Typically, brands pay celebrities to wear their clothes, but Tuesday night, Abercrombie & Fitch inverted the equation. The preppy clothier issued a statement calling on Jersey Shore's Mike "The Situation" Sorrentino, who favors A&F gear, to "wear an alternate brand" on camera, saying it was "deeply concerned" with the oft-reinforced association between the train-wreck star and its clothing. Given that one of A&F's biggest sellers is a graphic tee emblazoned with "The Fitchuation," it's unclear whether the press release is merely a publicity ploy. One thing is for certain: This particular situation has commentators cracking wise. Here, a sampling:

I'm confused here
Abercrombie's desire to distance itself from The Situation would seem to imply that the brand doesn't want to be associated with "shallow, materialistic people willing to spend unseemly amounts on ugly T-shirts in a desperate attempt to fit in and/or cling to an ideal of youth," says Sean O'Neal at The Onion's A.V. Club. Yeah, that's "hardly the clientele they want [and attract] at Abercrombie & Fitch."
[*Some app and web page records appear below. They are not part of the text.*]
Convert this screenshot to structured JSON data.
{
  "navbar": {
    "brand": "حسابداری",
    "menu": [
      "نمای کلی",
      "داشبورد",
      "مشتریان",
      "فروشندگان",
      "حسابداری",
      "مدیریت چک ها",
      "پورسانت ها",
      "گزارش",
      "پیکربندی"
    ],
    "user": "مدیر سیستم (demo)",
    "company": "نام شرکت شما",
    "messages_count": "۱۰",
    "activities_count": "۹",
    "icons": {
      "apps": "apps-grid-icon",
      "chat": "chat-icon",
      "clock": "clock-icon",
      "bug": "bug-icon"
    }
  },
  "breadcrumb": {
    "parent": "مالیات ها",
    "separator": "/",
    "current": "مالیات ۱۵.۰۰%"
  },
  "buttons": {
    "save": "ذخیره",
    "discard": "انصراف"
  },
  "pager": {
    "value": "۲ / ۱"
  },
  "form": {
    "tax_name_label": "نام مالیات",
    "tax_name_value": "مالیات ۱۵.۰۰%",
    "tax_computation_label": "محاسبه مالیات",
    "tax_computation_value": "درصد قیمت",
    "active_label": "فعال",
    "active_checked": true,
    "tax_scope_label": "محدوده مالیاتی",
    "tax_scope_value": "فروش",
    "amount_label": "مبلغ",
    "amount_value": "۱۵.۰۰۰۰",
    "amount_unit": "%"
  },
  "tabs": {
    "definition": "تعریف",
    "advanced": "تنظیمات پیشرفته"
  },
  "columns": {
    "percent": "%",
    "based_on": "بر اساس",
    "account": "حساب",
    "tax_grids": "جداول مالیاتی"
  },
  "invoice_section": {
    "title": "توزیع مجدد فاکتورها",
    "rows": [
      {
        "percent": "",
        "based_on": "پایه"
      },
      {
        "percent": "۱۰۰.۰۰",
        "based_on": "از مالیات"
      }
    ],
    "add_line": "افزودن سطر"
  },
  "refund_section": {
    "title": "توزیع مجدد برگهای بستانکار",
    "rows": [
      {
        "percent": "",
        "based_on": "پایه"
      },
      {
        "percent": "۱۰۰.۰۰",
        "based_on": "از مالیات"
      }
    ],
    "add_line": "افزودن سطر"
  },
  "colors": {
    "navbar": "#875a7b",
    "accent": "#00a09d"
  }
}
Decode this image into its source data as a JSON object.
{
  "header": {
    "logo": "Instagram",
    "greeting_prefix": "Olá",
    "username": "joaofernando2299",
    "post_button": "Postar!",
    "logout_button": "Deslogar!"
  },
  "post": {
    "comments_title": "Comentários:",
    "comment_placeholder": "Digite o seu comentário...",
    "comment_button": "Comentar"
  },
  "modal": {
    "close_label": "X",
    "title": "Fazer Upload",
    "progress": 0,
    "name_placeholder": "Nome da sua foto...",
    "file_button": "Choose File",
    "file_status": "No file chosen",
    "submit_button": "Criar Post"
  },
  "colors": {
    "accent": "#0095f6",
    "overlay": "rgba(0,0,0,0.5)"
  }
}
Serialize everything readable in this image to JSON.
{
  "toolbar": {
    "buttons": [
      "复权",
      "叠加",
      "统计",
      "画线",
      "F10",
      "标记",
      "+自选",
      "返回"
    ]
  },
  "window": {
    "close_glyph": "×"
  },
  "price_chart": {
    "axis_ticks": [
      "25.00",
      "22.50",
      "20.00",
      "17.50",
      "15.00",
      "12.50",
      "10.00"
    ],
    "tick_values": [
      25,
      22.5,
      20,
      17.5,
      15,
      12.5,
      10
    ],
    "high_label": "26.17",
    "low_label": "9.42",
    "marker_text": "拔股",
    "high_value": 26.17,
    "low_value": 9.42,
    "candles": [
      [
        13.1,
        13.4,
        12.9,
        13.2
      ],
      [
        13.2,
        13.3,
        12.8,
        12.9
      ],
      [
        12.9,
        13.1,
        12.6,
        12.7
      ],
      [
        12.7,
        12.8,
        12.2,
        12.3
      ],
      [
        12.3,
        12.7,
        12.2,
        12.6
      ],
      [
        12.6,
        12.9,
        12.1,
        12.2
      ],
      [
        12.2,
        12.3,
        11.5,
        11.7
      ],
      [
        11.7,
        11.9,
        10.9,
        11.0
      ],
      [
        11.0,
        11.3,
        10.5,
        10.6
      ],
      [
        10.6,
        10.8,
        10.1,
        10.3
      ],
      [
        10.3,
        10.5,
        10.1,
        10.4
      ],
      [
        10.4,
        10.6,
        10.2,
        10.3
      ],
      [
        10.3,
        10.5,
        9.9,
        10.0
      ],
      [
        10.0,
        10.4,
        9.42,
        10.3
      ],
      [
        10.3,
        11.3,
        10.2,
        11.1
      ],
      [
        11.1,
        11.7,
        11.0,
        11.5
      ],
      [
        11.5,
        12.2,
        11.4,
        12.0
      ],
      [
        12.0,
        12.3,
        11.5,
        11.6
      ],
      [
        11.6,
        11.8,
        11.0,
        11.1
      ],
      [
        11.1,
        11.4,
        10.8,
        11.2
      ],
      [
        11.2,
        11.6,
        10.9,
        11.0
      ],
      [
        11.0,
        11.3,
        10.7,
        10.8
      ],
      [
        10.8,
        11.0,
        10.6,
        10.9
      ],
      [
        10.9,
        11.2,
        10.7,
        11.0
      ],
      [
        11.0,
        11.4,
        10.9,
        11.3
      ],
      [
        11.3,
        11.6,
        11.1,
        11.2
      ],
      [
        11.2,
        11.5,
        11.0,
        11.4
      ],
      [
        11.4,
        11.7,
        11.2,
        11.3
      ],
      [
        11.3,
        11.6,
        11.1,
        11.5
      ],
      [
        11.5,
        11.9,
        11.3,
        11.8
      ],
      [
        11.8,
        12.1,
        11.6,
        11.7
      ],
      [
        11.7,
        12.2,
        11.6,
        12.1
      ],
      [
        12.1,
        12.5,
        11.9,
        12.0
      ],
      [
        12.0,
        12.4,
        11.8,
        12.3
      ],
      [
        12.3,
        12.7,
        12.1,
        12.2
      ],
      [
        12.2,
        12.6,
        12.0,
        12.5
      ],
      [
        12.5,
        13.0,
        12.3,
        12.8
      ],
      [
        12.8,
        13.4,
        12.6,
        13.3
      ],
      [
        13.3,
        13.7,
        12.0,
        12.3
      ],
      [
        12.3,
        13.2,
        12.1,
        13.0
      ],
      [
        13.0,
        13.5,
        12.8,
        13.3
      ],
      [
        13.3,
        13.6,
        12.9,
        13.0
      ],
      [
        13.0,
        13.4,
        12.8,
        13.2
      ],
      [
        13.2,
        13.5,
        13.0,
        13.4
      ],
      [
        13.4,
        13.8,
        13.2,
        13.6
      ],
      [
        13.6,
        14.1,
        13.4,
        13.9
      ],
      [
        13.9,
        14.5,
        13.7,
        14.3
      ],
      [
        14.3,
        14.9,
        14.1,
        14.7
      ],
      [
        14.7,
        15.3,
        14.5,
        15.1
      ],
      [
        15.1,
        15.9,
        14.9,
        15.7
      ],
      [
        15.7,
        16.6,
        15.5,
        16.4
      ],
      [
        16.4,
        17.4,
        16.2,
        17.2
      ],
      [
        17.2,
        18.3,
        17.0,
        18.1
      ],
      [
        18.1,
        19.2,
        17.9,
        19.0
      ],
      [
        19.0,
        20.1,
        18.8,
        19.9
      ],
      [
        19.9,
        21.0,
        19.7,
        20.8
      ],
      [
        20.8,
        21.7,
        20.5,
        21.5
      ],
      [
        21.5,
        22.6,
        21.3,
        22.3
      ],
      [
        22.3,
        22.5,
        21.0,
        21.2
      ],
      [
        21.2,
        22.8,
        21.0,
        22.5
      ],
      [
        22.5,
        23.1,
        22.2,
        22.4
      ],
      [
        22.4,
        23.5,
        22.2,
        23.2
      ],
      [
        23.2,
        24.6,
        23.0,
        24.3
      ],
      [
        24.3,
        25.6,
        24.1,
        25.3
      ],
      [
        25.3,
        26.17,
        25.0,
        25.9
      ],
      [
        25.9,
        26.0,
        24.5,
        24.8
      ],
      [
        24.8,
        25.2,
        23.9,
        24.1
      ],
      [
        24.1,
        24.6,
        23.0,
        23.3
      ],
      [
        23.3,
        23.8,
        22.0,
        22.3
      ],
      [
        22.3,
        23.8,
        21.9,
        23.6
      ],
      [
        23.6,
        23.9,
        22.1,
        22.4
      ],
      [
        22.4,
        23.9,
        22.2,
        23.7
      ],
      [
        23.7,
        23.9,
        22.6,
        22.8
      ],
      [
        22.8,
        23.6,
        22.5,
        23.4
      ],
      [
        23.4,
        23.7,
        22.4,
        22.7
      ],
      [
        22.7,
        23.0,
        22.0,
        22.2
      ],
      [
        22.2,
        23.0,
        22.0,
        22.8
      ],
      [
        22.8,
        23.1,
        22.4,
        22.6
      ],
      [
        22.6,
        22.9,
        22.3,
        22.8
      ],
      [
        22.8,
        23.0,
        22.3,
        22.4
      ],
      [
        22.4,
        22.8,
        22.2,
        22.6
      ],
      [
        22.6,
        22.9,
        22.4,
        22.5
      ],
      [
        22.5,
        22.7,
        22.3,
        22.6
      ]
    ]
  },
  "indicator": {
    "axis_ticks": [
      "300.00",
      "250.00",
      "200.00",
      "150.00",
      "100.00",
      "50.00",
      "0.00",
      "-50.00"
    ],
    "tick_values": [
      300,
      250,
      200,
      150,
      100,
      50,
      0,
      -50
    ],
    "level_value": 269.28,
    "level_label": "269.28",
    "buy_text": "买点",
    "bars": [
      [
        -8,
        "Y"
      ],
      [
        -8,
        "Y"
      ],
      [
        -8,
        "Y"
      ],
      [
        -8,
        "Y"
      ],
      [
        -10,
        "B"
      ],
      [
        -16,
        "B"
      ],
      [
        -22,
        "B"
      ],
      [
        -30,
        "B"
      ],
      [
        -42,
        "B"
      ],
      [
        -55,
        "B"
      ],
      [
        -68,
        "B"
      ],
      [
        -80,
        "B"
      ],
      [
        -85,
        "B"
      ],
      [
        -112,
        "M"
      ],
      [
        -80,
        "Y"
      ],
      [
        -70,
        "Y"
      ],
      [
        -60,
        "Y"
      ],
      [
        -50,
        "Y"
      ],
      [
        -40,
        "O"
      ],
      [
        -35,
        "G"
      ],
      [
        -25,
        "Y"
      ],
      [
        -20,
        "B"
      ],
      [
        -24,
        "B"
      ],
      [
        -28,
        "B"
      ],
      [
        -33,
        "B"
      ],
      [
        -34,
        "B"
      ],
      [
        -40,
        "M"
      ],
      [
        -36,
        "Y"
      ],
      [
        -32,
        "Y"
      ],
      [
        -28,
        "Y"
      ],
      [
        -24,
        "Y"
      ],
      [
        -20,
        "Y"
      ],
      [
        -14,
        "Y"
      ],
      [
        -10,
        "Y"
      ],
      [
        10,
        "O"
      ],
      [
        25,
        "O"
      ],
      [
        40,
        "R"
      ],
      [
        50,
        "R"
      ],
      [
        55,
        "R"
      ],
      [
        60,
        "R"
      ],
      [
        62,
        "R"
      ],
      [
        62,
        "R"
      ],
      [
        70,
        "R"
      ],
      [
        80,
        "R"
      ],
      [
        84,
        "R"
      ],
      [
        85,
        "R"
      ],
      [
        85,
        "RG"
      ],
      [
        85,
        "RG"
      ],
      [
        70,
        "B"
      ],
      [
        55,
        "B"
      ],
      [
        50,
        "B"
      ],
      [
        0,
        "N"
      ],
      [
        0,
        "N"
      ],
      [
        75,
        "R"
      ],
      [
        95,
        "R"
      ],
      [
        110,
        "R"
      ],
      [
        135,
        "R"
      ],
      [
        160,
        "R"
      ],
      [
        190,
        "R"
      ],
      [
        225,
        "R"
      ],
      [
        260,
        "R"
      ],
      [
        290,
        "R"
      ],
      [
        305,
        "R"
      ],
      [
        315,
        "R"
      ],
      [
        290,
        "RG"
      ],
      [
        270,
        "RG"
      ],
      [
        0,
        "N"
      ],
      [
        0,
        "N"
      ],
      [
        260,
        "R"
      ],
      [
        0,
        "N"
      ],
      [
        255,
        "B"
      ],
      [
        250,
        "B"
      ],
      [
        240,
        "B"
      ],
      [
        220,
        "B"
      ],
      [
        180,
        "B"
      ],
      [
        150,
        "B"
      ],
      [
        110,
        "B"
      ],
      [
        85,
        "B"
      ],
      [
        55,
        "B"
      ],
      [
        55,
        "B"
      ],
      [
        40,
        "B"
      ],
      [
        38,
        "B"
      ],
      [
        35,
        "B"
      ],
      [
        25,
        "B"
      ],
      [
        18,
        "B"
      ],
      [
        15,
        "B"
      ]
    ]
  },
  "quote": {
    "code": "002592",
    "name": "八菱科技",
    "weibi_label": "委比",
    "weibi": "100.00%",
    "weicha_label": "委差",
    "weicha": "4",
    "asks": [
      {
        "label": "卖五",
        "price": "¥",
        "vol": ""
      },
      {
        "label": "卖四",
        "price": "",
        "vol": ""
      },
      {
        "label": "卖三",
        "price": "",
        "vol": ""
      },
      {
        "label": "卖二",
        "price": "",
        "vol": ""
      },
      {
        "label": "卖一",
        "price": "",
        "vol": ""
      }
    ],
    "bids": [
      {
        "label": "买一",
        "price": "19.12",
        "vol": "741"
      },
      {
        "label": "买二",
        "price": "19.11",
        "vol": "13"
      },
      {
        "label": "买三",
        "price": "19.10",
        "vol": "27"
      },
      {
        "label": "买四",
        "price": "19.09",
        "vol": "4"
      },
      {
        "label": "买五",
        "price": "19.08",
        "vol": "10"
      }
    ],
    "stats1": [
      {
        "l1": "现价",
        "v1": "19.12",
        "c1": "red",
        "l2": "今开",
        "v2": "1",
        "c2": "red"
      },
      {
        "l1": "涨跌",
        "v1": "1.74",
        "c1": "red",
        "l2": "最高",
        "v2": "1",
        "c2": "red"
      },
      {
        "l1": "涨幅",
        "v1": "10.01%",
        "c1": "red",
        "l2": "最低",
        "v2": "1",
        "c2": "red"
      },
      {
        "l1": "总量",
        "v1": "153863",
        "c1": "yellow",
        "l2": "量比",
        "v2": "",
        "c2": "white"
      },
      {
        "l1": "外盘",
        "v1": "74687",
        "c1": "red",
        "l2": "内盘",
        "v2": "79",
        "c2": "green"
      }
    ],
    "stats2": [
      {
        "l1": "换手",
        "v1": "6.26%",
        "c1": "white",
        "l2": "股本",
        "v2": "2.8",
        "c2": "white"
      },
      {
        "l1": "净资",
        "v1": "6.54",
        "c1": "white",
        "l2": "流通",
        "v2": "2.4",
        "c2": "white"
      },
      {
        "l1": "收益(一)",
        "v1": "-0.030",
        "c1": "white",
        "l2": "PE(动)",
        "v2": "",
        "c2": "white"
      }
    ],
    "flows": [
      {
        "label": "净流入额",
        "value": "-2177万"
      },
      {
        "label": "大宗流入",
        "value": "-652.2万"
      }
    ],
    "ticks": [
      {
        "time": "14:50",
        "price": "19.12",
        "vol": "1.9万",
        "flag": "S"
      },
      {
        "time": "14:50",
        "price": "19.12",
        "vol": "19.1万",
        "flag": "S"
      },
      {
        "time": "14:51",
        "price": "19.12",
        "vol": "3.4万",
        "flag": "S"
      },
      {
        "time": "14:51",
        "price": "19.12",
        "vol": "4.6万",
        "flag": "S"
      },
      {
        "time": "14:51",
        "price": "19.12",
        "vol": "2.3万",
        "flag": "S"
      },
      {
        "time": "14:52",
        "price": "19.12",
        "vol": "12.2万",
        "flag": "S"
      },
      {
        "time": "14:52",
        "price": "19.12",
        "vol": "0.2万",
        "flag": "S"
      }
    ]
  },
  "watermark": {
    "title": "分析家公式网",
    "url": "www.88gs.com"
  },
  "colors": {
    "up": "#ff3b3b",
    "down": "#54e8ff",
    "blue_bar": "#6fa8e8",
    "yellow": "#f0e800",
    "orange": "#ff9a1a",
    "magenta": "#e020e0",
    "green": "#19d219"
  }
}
Be thankful
"Abercrombie should be grateful for any link between their attire and the zeitgeist," says Megan Gibson at TIME. "Frankly, we haven't thought about the brand this much since LFO's 'Summer Girls,' and that was back in 1999."

Unanswered questions
"So, what's going on here? Some kind of joint PR stunt?" asks Caroline Bankoff in New York. "Or is A&F just experiencing the shame and regret countless grenades have felt upon waking up at 1209 Ocean Terrace after an epic night at Karma and realizing what, exactly, it means to sign a release form?"

Don't tell Heidi Montag
"This could start a whole new trend. I can imagine Heidi Montag hitting up a retailer, saying, 'You better pay me or I'll start wearing your clothes in public,'" says The Boston Herald. "That is, if anyone cared about Heidi Montag any more."

What about me?
"I never wear Abercrombie clothes," says Jen Chaney in The Washington Post. "Can I have five bucks?"